According to the Centers for Disease Control and Prevention (CDC), approximately 36,000 people are injured by chainsaws annually. The tools consist of multiple moving parts that have the potential for injury, including sawing teeth, moving engine parts, a drive mechanism, a guide bar, and a chain brake. Many accidents can be avoided by wearing protective gear and performing regular chainsaw maintenance. However, even these safeguards may not be adequate enough to prevent some injuries caused by defects in chainsaws.
According to the U.S. Consumer Product Safety Commission (CPSC), approximately 472,900 chainsaws have been recalled since 2005. They all had defective parts that posed laceration, fire, or serious personal injury hazards to the consumer.
On October 30, 2008, Homelite Consumer Products, Inc. announced a recall of approximately 370,000 chainsaws, claiming that the chain brake could fail to stop on its first application and pose a laceration risk to consumers. The products were marketed through Home Depot from December 2007 to October 2008 and the recall was announced by the CPSC. Homelite urged consumers to stop using the saws immediately and contact the company for a free service kit.
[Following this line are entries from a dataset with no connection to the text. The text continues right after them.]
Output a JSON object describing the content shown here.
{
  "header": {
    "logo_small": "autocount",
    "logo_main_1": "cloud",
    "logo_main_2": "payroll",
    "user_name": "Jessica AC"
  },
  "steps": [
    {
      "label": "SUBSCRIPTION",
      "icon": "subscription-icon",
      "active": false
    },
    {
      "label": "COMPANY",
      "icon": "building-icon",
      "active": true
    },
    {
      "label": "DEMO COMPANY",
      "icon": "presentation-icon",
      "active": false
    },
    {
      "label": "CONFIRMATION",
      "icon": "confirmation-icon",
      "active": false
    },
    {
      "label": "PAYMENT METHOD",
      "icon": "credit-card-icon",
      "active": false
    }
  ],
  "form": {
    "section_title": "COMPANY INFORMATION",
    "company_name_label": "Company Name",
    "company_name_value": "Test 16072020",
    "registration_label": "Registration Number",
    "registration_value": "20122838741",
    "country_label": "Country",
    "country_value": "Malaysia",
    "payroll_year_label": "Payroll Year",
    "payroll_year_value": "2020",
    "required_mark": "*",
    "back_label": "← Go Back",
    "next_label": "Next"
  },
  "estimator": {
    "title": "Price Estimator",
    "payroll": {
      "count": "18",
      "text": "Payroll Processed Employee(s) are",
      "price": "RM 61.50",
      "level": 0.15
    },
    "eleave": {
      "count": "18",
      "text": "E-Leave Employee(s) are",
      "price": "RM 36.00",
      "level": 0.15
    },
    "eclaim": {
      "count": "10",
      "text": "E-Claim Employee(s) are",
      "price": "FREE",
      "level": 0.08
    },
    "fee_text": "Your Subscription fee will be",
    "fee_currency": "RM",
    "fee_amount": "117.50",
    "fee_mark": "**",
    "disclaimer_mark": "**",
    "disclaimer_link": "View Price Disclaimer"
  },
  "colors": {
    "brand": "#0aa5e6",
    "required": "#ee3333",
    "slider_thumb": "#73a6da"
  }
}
The recall involved model numbers UT10514, UT10516, UT10517, UT10518, UT10520, UT10540, UT10560, and UT10918. Products with a green dot on sticker under the bottom side of the handle area and on outside packaging are not subject to recall.
On November 28, 2006, the CPSC announced a recall of 76,000 Troy-Bilt and Craftsman brand gasoline chainsaws that were sold by various independent stores, home improvement, and hardware stores nationwide. The Craftsman chainsaws were sold at Sears and Kmart stores nationwide from January 2006 through June 2006. The Troy-Bilt chainsaws were sold between January 2004 and June 2006. MTD Southwest, Inc. claimed that these saws’ plastic front handles can break during operation. When this occurs, the saw becomes difficult to control and poses a risk of laceration. MTD received two reports of consumers losing control of their saws when the handles broke during operation. One consumer burned his fingers when touching the muffler after losing control of the saw. The other person reported bruising his elbow due to the loss of control. MTD Southwest told consumers to stop using the saws and contact MTD to receive a free service kit consisting of a replacement handle and installation instructions. The recall involved Troy-Bilt brand models 41AY00AR966, 41AY60AR766, 41AY90AR766, and 41AY08AR966, and Craftsman brand model number 316.350840. The model number can be found on the engine casing.
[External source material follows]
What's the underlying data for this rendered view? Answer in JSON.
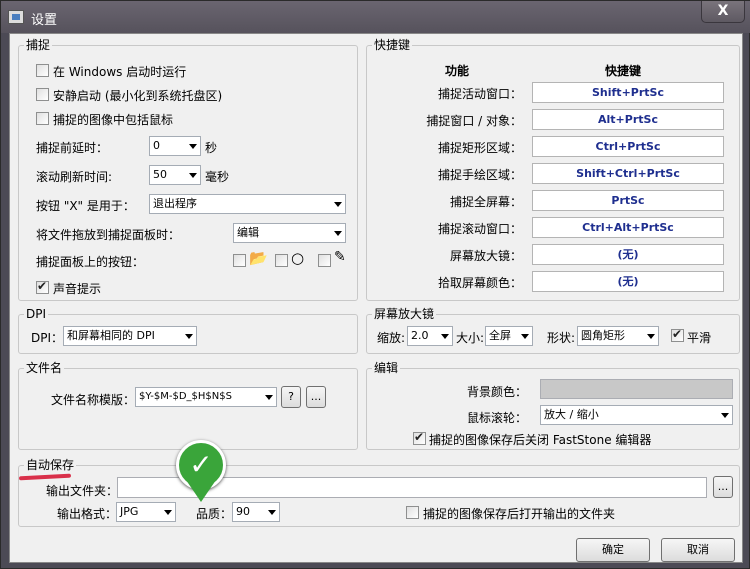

On January 11, 2006, Stihl, Inc., the leader of chainsaw development since the 1920s, announced a recall of 23,500 of its MS 192 T chainsaws. Several problems were found in the affected products, including an issue of the chainsaws leaking fuel which could create a fire hazard. In addition, the ignition grounding system could come lose and create a spark which poses a fire hazard. The springs in the clutch assembly could also come out of position, allowing the spring to be projected from the saw and possibly causing injury to the user. The affected chainsaws were sold through authorized Stihl dealers nationwide from January 2005 through July 2005. Stihl told consumers to stop using the chainsaws and return them to an authorized dealer for a free repair. The recall involved model number MS 192 T, with serial numbers 264371702 through 266087005. The model and serial number are located on the housing.